__Exercise prompt__: Copy all the lines of the data that include the word "أخبار".

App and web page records
+---+
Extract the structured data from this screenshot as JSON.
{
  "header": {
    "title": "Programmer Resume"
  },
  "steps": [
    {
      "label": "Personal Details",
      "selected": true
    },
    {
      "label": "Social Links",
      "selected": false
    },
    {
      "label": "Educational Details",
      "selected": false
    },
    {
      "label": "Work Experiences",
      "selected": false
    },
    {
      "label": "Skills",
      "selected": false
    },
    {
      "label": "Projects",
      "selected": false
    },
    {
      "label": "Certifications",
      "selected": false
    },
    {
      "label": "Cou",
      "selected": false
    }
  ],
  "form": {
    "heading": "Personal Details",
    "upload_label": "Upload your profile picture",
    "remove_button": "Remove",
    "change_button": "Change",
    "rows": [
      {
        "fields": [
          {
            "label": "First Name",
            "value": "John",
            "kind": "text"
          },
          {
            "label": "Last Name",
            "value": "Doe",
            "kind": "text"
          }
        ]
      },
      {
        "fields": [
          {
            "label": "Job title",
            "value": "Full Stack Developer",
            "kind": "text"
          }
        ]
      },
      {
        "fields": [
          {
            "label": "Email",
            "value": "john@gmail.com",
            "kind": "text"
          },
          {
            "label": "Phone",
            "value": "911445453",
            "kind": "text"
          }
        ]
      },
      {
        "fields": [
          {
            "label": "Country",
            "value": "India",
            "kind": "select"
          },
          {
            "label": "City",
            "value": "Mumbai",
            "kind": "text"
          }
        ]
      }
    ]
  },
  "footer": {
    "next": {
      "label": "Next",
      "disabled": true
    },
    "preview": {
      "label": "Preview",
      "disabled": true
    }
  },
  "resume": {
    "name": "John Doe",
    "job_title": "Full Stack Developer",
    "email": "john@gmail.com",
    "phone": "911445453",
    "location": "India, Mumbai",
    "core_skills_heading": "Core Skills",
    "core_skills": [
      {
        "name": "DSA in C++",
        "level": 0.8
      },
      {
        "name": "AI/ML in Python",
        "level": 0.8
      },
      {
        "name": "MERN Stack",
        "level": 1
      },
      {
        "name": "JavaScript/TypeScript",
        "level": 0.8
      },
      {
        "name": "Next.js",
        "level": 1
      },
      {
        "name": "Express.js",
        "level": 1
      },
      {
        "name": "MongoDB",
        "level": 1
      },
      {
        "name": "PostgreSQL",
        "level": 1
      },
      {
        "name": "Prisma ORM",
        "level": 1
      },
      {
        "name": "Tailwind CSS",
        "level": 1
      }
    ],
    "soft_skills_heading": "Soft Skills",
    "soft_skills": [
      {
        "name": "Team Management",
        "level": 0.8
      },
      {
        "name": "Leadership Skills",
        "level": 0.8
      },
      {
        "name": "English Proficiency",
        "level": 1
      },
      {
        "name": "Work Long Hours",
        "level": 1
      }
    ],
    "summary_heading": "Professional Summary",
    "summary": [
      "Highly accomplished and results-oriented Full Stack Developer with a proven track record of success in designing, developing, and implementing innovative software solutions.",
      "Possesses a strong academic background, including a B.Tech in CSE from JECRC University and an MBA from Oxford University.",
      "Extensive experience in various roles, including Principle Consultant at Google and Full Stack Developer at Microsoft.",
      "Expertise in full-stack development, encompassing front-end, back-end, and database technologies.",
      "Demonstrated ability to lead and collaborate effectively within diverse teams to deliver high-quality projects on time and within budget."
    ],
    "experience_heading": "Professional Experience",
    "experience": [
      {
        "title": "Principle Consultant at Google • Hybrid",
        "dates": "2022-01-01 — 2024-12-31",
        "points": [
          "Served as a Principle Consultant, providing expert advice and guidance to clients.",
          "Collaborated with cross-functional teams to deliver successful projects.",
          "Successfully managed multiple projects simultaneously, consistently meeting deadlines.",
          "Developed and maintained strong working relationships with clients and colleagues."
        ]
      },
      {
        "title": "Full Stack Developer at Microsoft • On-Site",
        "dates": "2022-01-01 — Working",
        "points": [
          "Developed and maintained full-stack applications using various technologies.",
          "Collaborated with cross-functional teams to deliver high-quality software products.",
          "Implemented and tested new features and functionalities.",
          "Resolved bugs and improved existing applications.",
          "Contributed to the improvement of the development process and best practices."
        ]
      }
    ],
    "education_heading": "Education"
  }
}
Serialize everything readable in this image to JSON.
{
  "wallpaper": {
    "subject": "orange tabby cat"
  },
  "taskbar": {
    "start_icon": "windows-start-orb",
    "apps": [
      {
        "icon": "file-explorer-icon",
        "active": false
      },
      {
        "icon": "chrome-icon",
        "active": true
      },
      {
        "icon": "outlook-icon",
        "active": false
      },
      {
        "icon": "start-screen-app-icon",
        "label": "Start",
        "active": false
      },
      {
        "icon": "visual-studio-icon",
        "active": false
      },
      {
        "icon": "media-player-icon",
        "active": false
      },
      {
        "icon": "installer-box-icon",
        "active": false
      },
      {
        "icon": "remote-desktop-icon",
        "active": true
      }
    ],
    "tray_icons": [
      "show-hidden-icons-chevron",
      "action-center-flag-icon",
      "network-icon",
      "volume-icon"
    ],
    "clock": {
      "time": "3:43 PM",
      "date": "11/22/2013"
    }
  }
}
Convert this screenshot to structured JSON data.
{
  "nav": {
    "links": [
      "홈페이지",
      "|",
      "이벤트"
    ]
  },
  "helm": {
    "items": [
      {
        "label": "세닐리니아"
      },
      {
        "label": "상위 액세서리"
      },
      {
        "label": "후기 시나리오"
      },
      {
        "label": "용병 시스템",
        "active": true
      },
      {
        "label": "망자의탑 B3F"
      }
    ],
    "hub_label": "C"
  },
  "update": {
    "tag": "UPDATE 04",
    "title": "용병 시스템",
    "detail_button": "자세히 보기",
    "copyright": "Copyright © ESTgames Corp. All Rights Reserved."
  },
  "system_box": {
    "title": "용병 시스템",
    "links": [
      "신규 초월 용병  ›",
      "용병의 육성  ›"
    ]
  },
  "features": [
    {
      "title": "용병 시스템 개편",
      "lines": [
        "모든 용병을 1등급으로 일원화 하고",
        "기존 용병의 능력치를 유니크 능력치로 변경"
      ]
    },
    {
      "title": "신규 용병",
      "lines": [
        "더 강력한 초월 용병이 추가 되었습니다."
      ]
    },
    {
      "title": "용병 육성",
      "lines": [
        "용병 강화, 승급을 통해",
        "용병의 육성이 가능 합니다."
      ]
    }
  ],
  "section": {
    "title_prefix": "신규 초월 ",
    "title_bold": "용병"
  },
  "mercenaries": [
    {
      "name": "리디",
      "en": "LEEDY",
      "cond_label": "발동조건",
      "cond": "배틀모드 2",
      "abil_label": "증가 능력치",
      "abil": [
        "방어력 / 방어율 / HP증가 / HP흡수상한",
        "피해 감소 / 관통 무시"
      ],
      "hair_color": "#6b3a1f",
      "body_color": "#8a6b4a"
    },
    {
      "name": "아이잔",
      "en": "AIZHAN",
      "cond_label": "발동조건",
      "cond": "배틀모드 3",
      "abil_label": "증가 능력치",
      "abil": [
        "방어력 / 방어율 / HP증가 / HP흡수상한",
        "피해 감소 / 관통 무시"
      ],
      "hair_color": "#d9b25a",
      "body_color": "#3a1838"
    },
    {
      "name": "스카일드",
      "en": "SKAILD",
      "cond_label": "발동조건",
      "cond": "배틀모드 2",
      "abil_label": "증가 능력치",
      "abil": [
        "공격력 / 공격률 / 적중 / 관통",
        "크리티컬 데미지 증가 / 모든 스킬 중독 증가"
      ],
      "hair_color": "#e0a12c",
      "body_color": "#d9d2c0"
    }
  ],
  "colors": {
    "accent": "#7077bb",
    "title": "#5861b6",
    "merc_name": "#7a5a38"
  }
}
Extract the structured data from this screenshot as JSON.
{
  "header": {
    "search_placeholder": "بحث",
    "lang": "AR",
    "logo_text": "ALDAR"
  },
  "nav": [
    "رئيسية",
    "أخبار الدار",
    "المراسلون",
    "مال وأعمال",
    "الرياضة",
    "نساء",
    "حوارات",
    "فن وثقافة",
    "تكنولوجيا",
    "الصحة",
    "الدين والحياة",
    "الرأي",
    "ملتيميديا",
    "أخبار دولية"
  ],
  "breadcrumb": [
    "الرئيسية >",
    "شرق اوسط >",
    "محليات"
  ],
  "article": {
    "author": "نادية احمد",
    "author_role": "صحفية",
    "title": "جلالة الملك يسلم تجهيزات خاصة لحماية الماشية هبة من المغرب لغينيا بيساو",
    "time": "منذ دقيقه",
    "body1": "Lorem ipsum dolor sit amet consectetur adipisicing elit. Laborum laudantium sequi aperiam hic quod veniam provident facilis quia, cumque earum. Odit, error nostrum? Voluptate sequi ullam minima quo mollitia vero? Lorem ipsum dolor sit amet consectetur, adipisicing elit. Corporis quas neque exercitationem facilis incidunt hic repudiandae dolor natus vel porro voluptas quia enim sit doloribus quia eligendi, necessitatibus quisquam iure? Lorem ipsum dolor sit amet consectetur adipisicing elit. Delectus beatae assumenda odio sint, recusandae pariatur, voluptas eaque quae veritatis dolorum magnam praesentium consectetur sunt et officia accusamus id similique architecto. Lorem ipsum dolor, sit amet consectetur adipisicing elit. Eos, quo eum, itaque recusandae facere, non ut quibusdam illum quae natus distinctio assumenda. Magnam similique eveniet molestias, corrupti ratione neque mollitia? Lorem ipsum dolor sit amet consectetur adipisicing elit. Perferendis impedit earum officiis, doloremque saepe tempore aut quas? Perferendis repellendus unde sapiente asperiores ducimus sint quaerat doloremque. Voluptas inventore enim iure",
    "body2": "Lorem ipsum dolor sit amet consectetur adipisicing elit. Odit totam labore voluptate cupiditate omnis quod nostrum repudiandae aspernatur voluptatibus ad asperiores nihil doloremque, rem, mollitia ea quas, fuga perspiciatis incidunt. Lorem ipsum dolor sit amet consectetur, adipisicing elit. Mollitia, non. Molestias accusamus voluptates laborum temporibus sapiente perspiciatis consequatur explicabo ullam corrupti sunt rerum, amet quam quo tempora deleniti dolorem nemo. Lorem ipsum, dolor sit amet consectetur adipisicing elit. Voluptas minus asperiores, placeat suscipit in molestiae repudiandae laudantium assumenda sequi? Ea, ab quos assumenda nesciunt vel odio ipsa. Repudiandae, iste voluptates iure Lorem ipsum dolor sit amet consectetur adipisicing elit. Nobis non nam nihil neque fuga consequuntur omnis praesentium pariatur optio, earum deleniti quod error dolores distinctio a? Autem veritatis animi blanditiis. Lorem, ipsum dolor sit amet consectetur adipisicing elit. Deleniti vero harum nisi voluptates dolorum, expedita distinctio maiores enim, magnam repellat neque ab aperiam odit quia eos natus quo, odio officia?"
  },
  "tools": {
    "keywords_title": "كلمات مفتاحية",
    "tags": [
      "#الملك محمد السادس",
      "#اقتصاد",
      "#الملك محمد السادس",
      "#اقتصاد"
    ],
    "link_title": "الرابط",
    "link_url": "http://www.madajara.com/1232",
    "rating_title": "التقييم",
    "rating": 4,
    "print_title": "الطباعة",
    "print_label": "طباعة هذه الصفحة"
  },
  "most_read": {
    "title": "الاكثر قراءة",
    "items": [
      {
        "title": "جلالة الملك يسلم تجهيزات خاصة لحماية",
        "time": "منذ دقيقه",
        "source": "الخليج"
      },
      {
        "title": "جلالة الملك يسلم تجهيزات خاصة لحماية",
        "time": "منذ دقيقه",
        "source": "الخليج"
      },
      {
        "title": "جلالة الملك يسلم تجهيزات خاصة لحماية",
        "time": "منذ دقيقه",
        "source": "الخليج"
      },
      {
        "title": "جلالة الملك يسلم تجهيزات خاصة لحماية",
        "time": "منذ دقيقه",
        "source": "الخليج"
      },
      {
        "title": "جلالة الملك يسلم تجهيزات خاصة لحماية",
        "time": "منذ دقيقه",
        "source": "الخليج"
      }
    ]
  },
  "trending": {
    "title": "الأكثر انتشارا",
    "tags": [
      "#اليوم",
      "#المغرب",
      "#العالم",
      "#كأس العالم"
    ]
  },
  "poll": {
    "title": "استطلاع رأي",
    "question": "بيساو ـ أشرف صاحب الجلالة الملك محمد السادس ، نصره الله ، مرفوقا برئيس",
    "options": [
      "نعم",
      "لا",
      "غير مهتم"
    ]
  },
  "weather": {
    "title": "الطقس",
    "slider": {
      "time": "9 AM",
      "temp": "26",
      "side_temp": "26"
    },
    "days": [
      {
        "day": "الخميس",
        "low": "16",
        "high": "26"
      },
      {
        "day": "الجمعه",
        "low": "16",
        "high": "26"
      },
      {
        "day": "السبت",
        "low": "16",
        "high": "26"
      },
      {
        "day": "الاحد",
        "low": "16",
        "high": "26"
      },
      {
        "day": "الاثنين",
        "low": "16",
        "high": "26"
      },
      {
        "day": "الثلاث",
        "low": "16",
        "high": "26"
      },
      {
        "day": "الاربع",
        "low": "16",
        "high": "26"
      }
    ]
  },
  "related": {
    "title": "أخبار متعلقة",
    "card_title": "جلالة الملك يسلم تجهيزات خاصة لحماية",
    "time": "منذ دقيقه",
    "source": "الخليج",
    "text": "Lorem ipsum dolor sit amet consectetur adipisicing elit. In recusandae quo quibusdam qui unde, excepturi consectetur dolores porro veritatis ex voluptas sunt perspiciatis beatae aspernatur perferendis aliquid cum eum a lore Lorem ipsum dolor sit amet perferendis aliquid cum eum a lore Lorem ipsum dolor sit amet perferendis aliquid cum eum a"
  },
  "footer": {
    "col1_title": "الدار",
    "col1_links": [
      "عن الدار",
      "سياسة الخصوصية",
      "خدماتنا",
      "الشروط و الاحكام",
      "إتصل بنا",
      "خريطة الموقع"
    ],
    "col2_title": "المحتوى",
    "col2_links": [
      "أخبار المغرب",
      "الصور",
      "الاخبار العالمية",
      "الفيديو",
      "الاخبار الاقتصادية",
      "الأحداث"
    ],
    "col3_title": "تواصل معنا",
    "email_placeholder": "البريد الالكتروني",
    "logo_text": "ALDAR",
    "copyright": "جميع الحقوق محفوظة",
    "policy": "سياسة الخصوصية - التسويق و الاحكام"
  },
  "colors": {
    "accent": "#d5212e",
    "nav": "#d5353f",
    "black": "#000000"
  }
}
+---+
__Output for this exercise__:
    "أخبار الدار",
    "أخبار دولية"
    "title": "أخبار متعلقة",
      "أخبار المغرب",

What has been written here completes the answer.